National Review / Digital
Morpheme Addiction


Like most bookish people, I have a strong inclination not to take anything seriously until I’ve seen it in print. This approach has its advantages — it filters out a lot of nonsense — but it is useless, in fact counterproductive, if you want to master a foreign language. The right way to learn a language is the way you learned your mother tongue: ear and mouth first, eye and hand last. With Pimsleur you dispense with eye and hand altogether, though I confess I have treated myself to a secondhand Concise Oxford Turkish Dictionary (1959 edition, the boards laid with that fine old dark-blue cloth) and have been taking notes.

Limiting one’s ambitions to the bare essentials maximizes the pleasure of language learning. You can enjoy the thrill of novelty and the tiny satisfaction of exchanging pleasantries with the occasional native speaker, then bail out before reaching the icy stratosphere of subjunctive inferentials and 5,000-word vocabulary. Sure, it’s dilettantish: so sue me.

February 21, 2011    |     Volume LXIII, No. 3
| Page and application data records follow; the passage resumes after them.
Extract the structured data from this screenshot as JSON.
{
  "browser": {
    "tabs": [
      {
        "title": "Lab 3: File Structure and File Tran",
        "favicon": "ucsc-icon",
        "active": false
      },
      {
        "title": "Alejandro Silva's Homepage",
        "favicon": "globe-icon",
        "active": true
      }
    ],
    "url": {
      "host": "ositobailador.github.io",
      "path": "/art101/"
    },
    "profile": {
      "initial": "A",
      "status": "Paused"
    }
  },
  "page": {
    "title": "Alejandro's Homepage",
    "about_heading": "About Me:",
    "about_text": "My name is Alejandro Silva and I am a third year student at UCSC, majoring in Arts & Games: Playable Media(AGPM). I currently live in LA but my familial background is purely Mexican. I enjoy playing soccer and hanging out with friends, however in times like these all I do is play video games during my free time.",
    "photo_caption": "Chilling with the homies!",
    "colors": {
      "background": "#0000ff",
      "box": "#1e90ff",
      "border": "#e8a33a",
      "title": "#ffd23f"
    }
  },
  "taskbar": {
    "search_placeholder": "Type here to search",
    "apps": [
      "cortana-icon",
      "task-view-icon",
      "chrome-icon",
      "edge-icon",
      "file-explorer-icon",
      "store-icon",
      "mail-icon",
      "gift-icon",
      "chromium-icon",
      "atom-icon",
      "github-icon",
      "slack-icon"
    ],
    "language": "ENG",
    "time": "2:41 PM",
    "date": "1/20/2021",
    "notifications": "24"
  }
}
  • What the Egyptian unrest says about, and portends for, the region.
  • Comparing French and American responses to the Middle East upheavals.
  • If both seek the presidency, it could split the Republican party.
  • We’re wasting billions on rockets to nowhere.
  • Let’s stop Obamacare without blowing up the constitutional order.
Books, Arts & Manners
The Long View  .  .  .  .  .  .  .  .  
Athwart  .  .  .  .  .  .  .  .  
Poetry  .  .  .  .  .  .  .  .